Again, anyone who has even a basic understanding of the mechanisms of good teaching knows that you need to know what your students are capable of before planning your next lesson. Good teachers respond to their students’ data. With that data now beyond our grasp, we feel like we’re teaching towards a black hole, with no way of knowing what exists on the other side.

Even worse, we know that there are children in our school who live in unstable or dangerous home situations...but we can barely keep tabs on their well-being. The social worker and guidance counselor conduct home visits on some of our most vulnerable students, which certainly goes a long way.

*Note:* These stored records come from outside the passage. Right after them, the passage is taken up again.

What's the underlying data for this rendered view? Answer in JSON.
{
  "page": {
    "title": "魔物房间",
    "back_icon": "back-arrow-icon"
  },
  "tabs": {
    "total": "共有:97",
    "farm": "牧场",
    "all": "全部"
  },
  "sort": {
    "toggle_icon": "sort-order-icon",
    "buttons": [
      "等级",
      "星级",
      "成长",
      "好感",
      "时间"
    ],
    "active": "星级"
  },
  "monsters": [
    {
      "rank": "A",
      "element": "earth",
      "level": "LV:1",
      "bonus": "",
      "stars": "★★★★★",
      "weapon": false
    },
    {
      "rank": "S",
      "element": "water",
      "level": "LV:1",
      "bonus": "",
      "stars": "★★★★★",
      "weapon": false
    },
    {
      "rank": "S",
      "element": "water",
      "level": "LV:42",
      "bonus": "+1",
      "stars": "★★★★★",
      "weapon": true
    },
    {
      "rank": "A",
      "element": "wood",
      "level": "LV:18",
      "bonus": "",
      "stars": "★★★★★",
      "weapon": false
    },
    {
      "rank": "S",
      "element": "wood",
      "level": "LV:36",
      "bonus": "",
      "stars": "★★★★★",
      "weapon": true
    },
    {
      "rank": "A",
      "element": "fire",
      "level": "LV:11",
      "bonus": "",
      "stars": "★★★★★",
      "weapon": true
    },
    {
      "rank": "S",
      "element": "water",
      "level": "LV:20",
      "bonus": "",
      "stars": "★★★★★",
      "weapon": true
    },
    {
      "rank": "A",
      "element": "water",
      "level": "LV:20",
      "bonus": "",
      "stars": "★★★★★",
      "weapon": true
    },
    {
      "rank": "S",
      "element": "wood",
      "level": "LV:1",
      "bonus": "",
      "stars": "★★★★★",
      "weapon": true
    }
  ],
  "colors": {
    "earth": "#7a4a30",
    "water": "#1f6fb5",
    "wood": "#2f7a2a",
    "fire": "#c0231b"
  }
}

But it would be so valuable if teachers could see these students’ faces every day, even if only within the small video box of a Google Hangout. In a period of extended isolation, teachers could be the connection that kids in difficult situations need to feel safe and loved. Each day that we fail to maintain this connection feels urgent and terrifying.

Photo of Baltimore by AppalachianViews from Getty Images Pro

I know that being a leader right now is fucking difficult. To quote pretty much every news article I’ve read for the last two months, we’re living in some unprecedented times, and I can’t begin to imagine what it must be like to have to call shots in a moment like this. But as we’re seeing daily on a national stage, good leadership is more important now than ever before. On a political level, it’s a matter of life and death. On the level of a single school, it’s a matter of whether 120 fourth graders will be prepared for fifth grade at the end of this period or not.

What’s disappointing is that my school isn’t struggling for the reasons that urban schools usually struggle. My principal is hard-working, not lazy or politically motivated. The teachers are incredibly committed and unwaveringly kind, not disaffected or cruel.

Yet what I have learned this year is that sometimes, a strong work ethic and a genuine desire to succeed is not enough to turn around a school mired in a long history of systemic racism, poor academic performance, and neglect from all sides of authority.

I am worried for my kids—for what this period of time will end up meaning to them, for the health and well-being of their family members, for what this public health emergency says about inequality in our country and who “deserves” access to resources, safety, and dignity. My kids are bright and thoughtful, and I am scared that what they will take away from this experience is that their country does not believe they are among the deserving.

My dreams recently have all taken place at school. In most of them, the kids and I are all back in the classroom right after quarantine has ended. I am happy to see them, and yet nagged by a persistent sense of uneasiness that something isn’t quite right. I try to teach, but inevitably, a crisis arises that keeps me from doing so—a fire drill, a missing student, an unwelcome visitor to class. The crisis never gets resolved. The uneasiness lingers long after I wake up.


By *Jackie C.

Teacher, 24, Baltimore